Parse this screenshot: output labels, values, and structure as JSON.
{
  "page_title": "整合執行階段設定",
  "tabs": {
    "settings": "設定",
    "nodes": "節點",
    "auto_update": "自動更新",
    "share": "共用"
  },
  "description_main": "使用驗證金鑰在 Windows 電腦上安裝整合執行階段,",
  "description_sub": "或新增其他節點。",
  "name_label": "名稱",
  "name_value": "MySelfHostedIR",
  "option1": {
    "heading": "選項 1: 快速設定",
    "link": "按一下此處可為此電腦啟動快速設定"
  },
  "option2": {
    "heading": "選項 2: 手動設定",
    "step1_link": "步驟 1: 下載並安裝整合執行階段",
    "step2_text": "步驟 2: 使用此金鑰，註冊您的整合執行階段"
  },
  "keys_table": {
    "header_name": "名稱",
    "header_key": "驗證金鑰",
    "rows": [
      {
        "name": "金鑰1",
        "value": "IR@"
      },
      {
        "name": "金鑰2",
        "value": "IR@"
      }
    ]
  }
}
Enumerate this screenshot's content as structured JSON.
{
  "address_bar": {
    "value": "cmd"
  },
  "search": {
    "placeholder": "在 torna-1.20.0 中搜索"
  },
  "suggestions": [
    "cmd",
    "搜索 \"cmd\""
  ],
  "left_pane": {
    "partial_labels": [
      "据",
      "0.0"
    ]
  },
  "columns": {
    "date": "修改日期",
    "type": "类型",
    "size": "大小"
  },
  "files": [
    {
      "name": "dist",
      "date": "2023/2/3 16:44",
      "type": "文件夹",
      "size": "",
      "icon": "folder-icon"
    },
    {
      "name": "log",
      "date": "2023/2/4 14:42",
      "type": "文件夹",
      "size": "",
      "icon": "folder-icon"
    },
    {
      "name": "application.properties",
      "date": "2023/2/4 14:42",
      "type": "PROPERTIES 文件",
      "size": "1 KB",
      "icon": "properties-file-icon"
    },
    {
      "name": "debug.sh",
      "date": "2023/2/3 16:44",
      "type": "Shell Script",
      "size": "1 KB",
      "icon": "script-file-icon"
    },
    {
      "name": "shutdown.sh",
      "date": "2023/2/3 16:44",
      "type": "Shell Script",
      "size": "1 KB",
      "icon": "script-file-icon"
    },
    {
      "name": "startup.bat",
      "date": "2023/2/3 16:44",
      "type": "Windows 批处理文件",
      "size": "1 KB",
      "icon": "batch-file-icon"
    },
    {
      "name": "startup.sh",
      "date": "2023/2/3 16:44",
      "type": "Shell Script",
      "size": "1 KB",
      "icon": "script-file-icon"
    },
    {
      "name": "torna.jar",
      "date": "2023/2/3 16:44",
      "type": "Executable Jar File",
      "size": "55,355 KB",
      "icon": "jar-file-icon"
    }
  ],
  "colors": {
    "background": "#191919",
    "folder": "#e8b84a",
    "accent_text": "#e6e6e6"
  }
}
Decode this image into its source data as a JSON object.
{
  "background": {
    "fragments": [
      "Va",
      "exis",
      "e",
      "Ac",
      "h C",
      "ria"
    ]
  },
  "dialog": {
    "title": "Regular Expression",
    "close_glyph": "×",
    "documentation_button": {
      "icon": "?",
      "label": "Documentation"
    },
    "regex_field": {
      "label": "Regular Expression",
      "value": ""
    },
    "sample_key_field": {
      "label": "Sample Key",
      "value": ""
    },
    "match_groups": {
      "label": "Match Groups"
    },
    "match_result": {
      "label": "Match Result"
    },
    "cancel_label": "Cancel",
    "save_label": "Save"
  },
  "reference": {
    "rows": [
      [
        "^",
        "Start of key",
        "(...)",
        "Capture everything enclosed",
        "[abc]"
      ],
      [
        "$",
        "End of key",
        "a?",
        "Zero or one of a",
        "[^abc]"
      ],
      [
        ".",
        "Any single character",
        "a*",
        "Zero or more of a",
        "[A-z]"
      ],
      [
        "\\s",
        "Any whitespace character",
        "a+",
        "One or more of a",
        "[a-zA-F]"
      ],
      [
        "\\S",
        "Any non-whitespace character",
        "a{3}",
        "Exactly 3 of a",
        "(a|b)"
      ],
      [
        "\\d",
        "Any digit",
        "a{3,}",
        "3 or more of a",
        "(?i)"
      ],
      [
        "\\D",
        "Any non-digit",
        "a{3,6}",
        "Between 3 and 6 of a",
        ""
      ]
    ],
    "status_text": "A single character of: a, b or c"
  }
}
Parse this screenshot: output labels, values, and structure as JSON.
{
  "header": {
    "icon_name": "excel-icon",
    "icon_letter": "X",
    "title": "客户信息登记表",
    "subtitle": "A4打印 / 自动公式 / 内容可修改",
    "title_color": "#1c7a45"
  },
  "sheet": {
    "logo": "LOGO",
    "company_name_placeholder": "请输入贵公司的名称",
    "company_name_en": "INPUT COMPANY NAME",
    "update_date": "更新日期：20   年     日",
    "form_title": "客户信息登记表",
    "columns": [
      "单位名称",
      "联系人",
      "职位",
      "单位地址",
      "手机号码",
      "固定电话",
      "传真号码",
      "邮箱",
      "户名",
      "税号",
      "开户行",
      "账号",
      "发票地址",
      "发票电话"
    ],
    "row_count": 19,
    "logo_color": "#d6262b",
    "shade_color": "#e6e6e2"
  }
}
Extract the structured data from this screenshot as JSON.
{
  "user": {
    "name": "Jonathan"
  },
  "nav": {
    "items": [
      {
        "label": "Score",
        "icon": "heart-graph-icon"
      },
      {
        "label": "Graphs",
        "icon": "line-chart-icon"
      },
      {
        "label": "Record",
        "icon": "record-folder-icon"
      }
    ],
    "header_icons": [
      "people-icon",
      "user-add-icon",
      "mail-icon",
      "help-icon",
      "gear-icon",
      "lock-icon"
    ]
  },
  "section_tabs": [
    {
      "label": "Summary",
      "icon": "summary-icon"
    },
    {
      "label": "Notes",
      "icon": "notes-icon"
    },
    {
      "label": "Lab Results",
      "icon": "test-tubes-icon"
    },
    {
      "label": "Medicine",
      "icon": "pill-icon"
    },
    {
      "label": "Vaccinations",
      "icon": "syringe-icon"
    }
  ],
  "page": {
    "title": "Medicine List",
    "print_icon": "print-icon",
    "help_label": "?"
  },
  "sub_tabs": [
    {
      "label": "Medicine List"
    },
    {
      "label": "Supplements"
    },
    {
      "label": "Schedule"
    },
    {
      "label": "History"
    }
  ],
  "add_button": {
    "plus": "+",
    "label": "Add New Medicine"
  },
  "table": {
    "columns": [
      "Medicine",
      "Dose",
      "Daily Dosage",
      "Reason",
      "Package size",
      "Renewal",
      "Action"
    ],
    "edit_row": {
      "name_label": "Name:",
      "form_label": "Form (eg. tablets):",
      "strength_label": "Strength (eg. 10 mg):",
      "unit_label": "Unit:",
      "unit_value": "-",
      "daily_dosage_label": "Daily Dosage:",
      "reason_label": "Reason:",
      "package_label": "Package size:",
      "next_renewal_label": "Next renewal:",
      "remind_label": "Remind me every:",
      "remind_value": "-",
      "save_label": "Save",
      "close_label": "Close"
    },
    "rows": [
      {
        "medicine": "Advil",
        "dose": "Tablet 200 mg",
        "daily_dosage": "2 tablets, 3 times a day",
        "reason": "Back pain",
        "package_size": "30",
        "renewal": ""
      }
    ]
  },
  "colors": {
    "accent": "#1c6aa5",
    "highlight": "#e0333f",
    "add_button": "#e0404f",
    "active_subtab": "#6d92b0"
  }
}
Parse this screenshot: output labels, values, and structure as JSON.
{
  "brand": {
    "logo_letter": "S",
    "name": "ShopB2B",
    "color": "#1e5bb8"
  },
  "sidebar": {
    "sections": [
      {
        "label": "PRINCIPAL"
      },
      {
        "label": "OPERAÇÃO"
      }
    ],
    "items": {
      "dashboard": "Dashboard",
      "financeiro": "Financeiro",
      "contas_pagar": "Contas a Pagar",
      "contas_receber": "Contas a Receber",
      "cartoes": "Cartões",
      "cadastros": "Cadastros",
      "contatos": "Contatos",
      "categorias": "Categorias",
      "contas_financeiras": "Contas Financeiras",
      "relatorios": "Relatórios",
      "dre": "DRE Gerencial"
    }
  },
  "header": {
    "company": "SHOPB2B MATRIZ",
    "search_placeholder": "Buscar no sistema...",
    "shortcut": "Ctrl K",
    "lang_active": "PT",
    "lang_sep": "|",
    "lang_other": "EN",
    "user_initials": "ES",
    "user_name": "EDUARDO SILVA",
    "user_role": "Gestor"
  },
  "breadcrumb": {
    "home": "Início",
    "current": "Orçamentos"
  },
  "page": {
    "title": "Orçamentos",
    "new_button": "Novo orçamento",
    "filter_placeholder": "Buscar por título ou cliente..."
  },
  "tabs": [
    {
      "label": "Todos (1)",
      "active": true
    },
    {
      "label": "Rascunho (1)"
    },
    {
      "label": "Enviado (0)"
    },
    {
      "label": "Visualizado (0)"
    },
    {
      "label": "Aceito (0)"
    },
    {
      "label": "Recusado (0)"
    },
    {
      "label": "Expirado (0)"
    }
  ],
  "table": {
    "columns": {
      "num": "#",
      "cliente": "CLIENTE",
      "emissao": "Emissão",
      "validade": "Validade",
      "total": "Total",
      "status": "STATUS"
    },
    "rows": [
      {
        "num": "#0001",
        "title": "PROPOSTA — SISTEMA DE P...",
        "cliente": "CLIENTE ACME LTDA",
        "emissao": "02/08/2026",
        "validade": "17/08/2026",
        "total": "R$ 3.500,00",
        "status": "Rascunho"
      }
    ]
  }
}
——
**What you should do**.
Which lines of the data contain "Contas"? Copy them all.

**Answer box**.
      "contas_pagar": "Contas a Pagar",
      "contas_receber": "Contas a Receber",
      "contas_financeiras": "Contas Financeiras",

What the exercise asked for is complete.